NEW DELHI: The Adarsh housing scam, which has already cost Ashok Chavan his job as Maharashtra chief minister, is sinking to still more embarrassing depths as investigators comb carefully through the claims of its promoters, who invoked the names of Kargil heroes and war widows to extract clearances.
Did any Kargil hero actually get a flat in Adarsh? In 2002, the society had listed two members — out of a total of 71 — as Kargil heroes. But it now turns out that the army has no record of even these two having seen action in the 1999 conflict. Worse, the two — a major and a subedar — are now missing from the new list of 103 that the Adarsh promoters released on October 26 to the media.

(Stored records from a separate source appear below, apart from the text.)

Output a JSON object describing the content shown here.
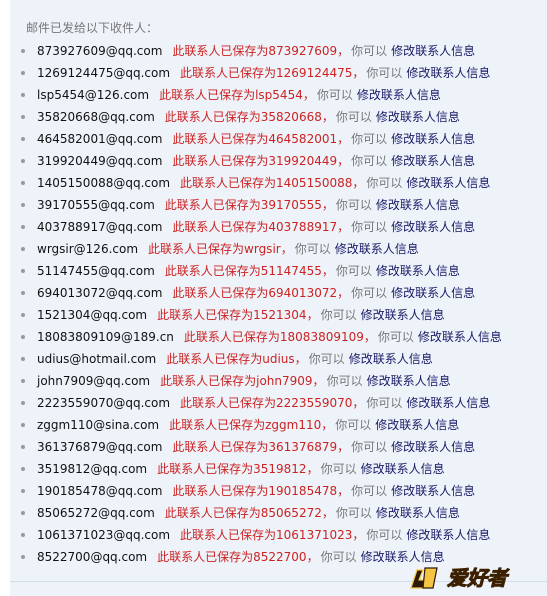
{
  "header": {
    "title": "邮件已发给以下收件人："
  },
  "recipients": [
    {
      "email": "873927609@qq.com",
      "saved": "此联系人已保存为873927609"
    },
    {
      "email": "1269124475@qq.com",
      "saved": "此联系人已保存为1269124475"
    },
    {
      "email": "lsp5454@126.com",
      "saved": "此联系人已保存为lsp5454"
    },
    {
      "email": "35820668@qq.com",
      "saved": "此联系人已保存为35820668"
    },
    {
      "email": "464582001@qq.com",
      "saved": "此联系人已保存为464582001"
    },
    {
      "email": "319920449@qq.com",
      "saved": "此联系人已保存为319920449"
    },
    {
      "email": "1405150088@qq.com",
      "saved": "此联系人已保存为1405150088"
    },
    {
      "email": "39170555@qq.com",
      "saved": "此联系人已保存为39170555"
    },
    {
      "email": "403788917@qq.com",
      "saved": "此联系人已保存为403788917"
    },
    {
      "email": "wrgsir@126.com",
      "saved": "此联系人已保存为wrgsir"
    },
    {
      "email": "51147455@qq.com",
      "saved": "此联系人已保存为51147455"
    },
    {
      "email": "694013072@qq.com",
      "saved": "此联系人已保存为694013072"
    },
    {
      "email": "1521304@qq.com",
      "saved": "此联系人已保存为1521304"
    },
    {
      "email": "18083809109@189.cn",
      "saved": "此联系人已保存为18083809109"
    },
    {
      "email": "udius@hotmail.com",
      "saved": "此联系人已保存为udius"
    },
    {
      "email": "john7909@qq.com",
      "saved": "此联系人已保存为john7909"
    },
    {
      "email": "2223559070@qq.com",
      "saved": "此联系人已保存为2223559070"
    },
    {
      "email": "zggm110@sina.com",
      "saved": "此联系人已保存为zggm110"
    },
    {
      "email": "361376879@qq.com",
      "saved": "此联系人已保存为361376879"
    },
    {
      "email": "3519812@qq.com",
      "saved": "此联系人已保存为3519812"
    },
    {
      "email": "190185478@qq.com",
      "saved": "此联系人已保存为190185478"
    },
    {
      "email": "85065272@qq.com",
      "saved": "此联系人已保存为85065272"
    },
    {
      "email": "1061371023@qq.com",
      "saved": "此联系人已保存为1061371023"
    },
    {
      "email": "8522700@qq.com",
      "saved": "此联系人已保存为8522700"
    }
  ],
  "common": {
    "comma": "，",
    "you_can": "你可以",
    "edit_link": "修改联系人信息"
  },
  "watermark": {
    "text": "爱好者",
    "accent": "#f5a623"
  },
  "colors": {
    "panel_bg": "#eef3fa",
    "saved_text": "#cc2222",
    "link_text": "#1a1a66",
    "muted_text": "#777777"
  }
}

The first list of 71 members that the society had submitted to the Maharashtra government included 34 civilians, including many bureaucrats and politicians, eight defence estate officers and 29 armed forces officers (16 army, 12 navy and 1 air force). Of the 16 armymen, two — Major Rajeev Kumar Hitnarain Singh and Subedar P Achelal Thakur — were described as Kargil heroes. But authoritative army sources have told TOI that the official database does not show either of these men as ever having fought in Kargil.

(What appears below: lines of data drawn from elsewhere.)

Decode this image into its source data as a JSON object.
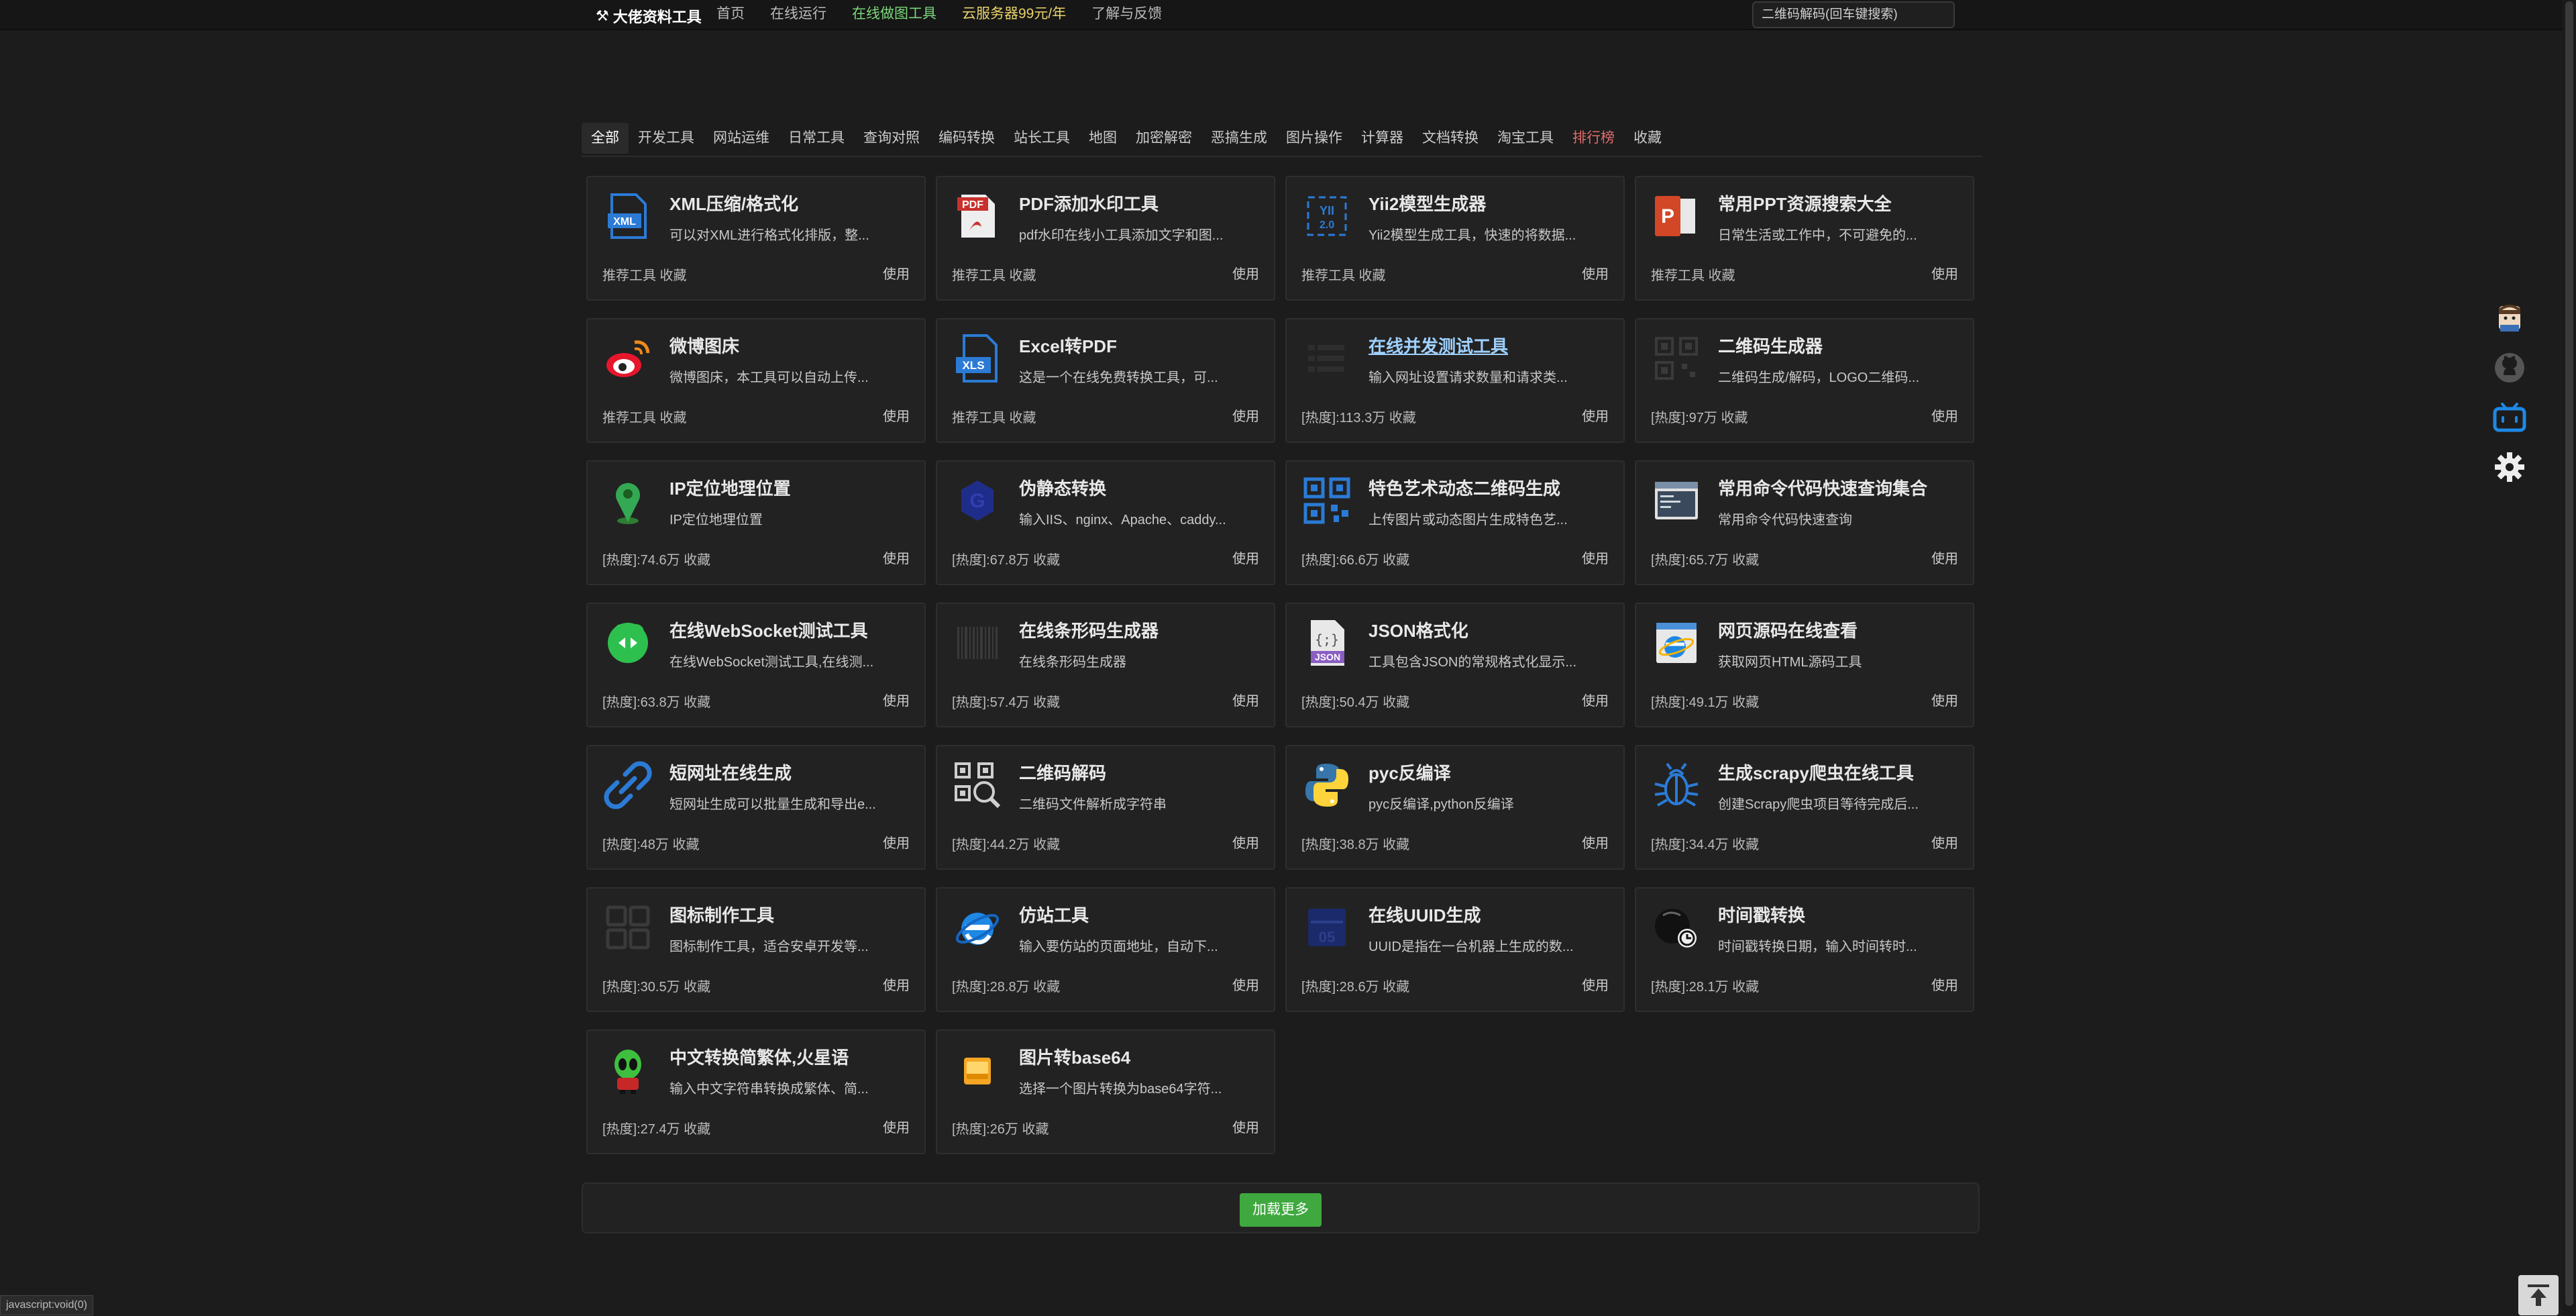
{
  "brand": {
    "name": "大佬资料工具"
  },
  "nav": [
    {
      "label": "首页",
      "style": "normal"
    },
    {
      "label": "在线运行",
      "style": "normal"
    },
    {
      "label": "在线做图工具",
      "style": "green"
    },
    {
      "label": "云服务器99元/年",
      "style": "yellow"
    },
    {
      "label": "了解与反馈",
      "style": "normal"
    }
  ],
  "search": {
    "placeholder": "二维码解码(回车键搜索)"
  },
  "categories": [
    {
      "label": "全部",
      "active": true
    },
    {
      "label": "开发工具"
    },
    {
      "label": "网站运维"
    },
    {
      "label": "日常工具"
    },
    {
      "label": "查询对照"
    },
    {
      "label": "编码转换"
    },
    {
      "label": "站长工具"
    },
    {
      "label": "地图"
    },
    {
      "label": "加密解密"
    },
    {
      "label": "恶搞生成"
    },
    {
      "label": "图片操作"
    },
    {
      "label": "计算器"
    },
    {
      "label": "文档转换"
    },
    {
      "label": "淘宝工具"
    },
    {
      "label": "排行榜",
      "red": true
    },
    {
      "label": "收藏"
    }
  ],
  "cards": [
    {
      "title": "XML压缩/格式化",
      "desc": "可以对XML进行格式化排版，整...",
      "meta": "推荐工具 收藏",
      "use": "使用",
      "icon": "xml-file-icon"
    },
    {
      "title": "PDF添加水印工具",
      "desc": "pdf水印在线小工具添加文字和图...",
      "meta": "推荐工具 收藏",
      "use": "使用",
      "icon": "pdf-icon"
    },
    {
      "title": "Yii2模型生成器",
      "desc": "Yii2模型生成工具，快速的将数据...",
      "meta": "推荐工具 收藏",
      "use": "使用",
      "icon": "yii2-icon"
    },
    {
      "title": "常用PPT资源搜索大全",
      "desc": "日常生活或工作中，不可避免的...",
      "meta": "推荐工具 收藏",
      "use": "使用",
      "icon": "ppt-icon"
    },
    {
      "title": "微博图床",
      "desc": "微博图床，本工具可以自动上传...",
      "meta": "推荐工具 收藏",
      "use": "使用",
      "icon": "weibo-icon"
    },
    {
      "title": "Excel转PDF",
      "desc": "这是一个在线免费转换工具，可...",
      "meta": "推荐工具 收藏",
      "use": "使用",
      "icon": "xls-file-icon"
    },
    {
      "title": "在线并发测试工具",
      "desc": "输入网址设置请求数量和请求类...",
      "meta": "[热度]:113.3万 收藏",
      "use": "使用",
      "icon": "concurrency-test-icon",
      "link": true
    },
    {
      "title": "二维码生成器",
      "desc": "二维码生成/解码，LOGO二维码...",
      "meta": "[热度]:97万 收藏",
      "use": "使用",
      "icon": "qr-generator-icon"
    },
    {
      "title": "IP定位地理位置",
      "desc": "IP定位地理位置",
      "meta": "[热度]:74.6万 收藏",
      "use": "使用",
      "icon": "map-pin-icon"
    },
    {
      "title": "伪静态转换",
      "desc": "输入IIS、nginx、Apache、caddy...",
      "meta": "[热度]:67.8万 收藏",
      "use": "使用",
      "icon": "rewrite-icon"
    },
    {
      "title": "特色艺术动态二维码生成",
      "desc": "上传图片或动态图片生成特色艺...",
      "meta": "[热度]:66.6万 收藏",
      "use": "使用",
      "icon": "qr-code-icon"
    },
    {
      "title": "常用命令代码快速查询集合",
      "desc": "常用命令代码快速查询",
      "meta": "[热度]:65.7万 收藏",
      "use": "使用",
      "icon": "terminal-icon"
    },
    {
      "title": "在线WebSocket测试工具",
      "desc": "在线WebSocket测试工具,在线测...",
      "meta": "[热度]:63.8万 收藏",
      "use": "使用",
      "icon": "websocket-icon"
    },
    {
      "title": "在线条形码生成器",
      "desc": "在线条形码生成器",
      "meta": "[热度]:57.4万 收藏",
      "use": "使用",
      "icon": "barcode-icon"
    },
    {
      "title": "JSON格式化",
      "desc": "工具包含JSON的常规格式化显示...",
      "meta": "[热度]:50.4万 收藏",
      "use": "使用",
      "icon": "json-file-icon"
    },
    {
      "title": "网页源码在线查看",
      "desc": "获取网页HTML源码工具",
      "meta": "[热度]:49.1万 收藏",
      "use": "使用",
      "icon": "ie-window-icon"
    },
    {
      "title": "短网址在线生成",
      "desc": "短网址生成可以批量生成和导出e...",
      "meta": "[热度]:48万 收藏",
      "use": "使用",
      "icon": "link-icon"
    },
    {
      "title": "二维码解码",
      "desc": "二维码文件解析成字符串",
      "meta": "[热度]:44.2万 收藏",
      "use": "使用",
      "icon": "qr-search-icon"
    },
    {
      "title": "pyc反编译",
      "desc": "pyc反编译,python反编译",
      "meta": "[热度]:38.8万 收藏",
      "use": "使用",
      "icon": "python-icon"
    },
    {
      "title": "生成scrapy爬虫在线工具",
      "desc": "创建Scrapy爬虫项目等待完成后...",
      "meta": "[热度]:34.4万 收藏",
      "use": "使用",
      "icon": "bug-icon"
    },
    {
      "title": "图标制作工具",
      "desc": "图标制作工具，适合安卓开发等...",
      "meta": "[热度]:30.5万 收藏",
      "use": "使用",
      "icon": "grid-icon"
    },
    {
      "title": "仿站工具",
      "desc": "输入要仿站的页面地址，自动下...",
      "meta": "[热度]:28.8万 收藏",
      "use": "使用",
      "icon": "ie-icon"
    },
    {
      "title": "在线UUID生成",
      "desc": "UUID是指在一台机器上生成的数...",
      "meta": "[热度]:28.6万 收藏",
      "use": "使用",
      "icon": "uuid-icon"
    },
    {
      "title": "时间戳转换",
      "desc": "时间戳转换日期，输入时间转时...",
      "meta": "[热度]:28.1万 收藏",
      "use": "使用",
      "icon": "clock-icon"
    },
    {
      "title": "中文转换简繁体,火星语",
      "desc": "输入中文字符串转换成繁体、简...",
      "meta": "[热度]:27.4万 收藏",
      "use": "使用",
      "icon": "alien-icon"
    },
    {
      "title": "图片转base64",
      "desc": "选择一个图片转换为base64字符...",
      "meta": "[热度]:26万 收藏",
      "use": "使用",
      "icon": "image-icon"
    }
  ],
  "load_more": "加载更多",
  "status_bar": "javascript:void(0)",
  "sidebar": [
    "avatar-icon",
    "github-icon",
    "bilibili-icon",
    "settings-icon"
  ],
  "colors": {
    "accent_green": "#3fa83f",
    "nav_green": "#7bd87b",
    "nav_yellow": "#e8d36b",
    "tab_red": "#e06c6c",
    "bg": "#1c1c1c",
    "card_bg": "#222222"
  }
}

Interestingly, it was this 2002 list that the Deputy Registrar of Cooperative Societies, Mumbai, gave to the Western Naval Command when it asked for a list of members of Adarsh Society. The promoters themselves had refused to give a list, telling the naval authorities that it was still not complete. Under pressure, the promoters finally released a list of 103 members on October 26. Neither Major Singh nor Subedar Thakur figured on it.
The army top brass is now considering ''firm'' initiatives to ensure that names of war heroes and military widows are not misused by vested interests. ''We are looking at what precisely can be done, we are concerned about it,'' a senior official said. Many instances are emerging from across the country of prime real estate being cornered in the name of defence personnel, he added